There is no real dress code when it comes to a tango skirt. Many women gravitate to the flowing dresses that seem to leave ripples in the air as they move around the dance floor. Others find skirts that are much shorter but can still keep up with the moves and the pace of the dance. It’s important to make sure that the skirt, its length, level of fit and its flow doesn’t distract from the dance. While it’s okay to near the line of being sexy, when it takes away from the moves and from your partner, it might be time to rethink the choice.
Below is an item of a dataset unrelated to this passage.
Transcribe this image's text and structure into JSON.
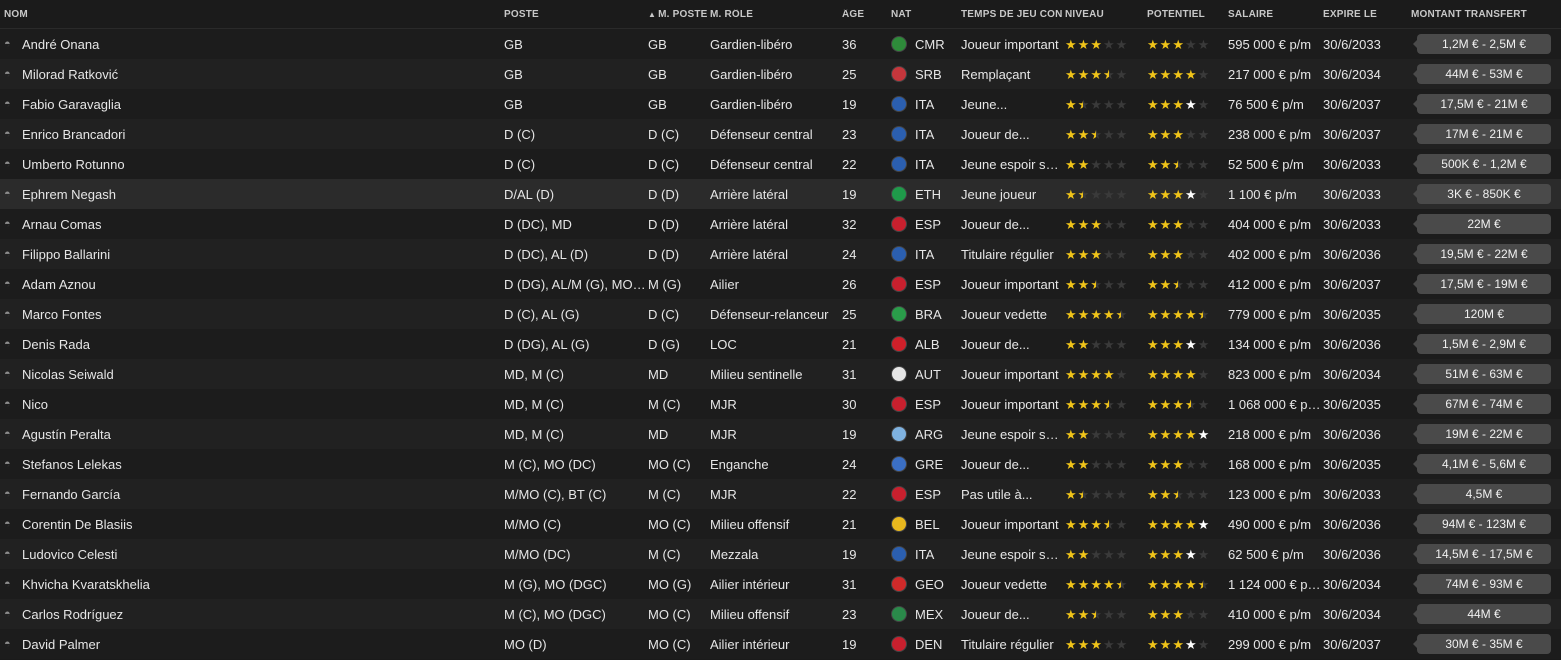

Tango tops often have cutouts and designs that reveal certain parts of the chest and back. Even though daring dips down the middle in the front or the back can bring something special to the look, the dance dresses that look as though they are barely holding on or those that at any minute seem as though they could slide down to the waist aren’t going to do the dancer, her partner or the audience any good. This is the time to find balance. Look for tops that match the essence of your tango performance without going overboard and becoming more of a distraction.
There are those on both sides of the coin who struggle with placing parameters on tango apparel. It can seem odd to call to task those who have on something sexy as part of a dance that absolutely oozes sexuality. Some believe that there is no line that can be drawn and no need to find balance. Instead, anything goes when on the dance floor.
Those who do make mention of a tango skirt being too short or a top being too revealing often come from the same place. Many state that to dress in an overly revealing way takes away from the partner’s performance and also takes away from the dance itself. In some circles, just making mention of this issue can lead to an argument.
In reality, the dancer has the final say in what she feels comfortable in. Dancewear should boost confidence and go with the dance moves, not hinder them. It’s important to consider what works best for the dance, the partner, and in some cases, the audience. Sometimes, finding the perfect balance means creating an ideal experience for everyone involved. There is a way to look sexy without going over the top.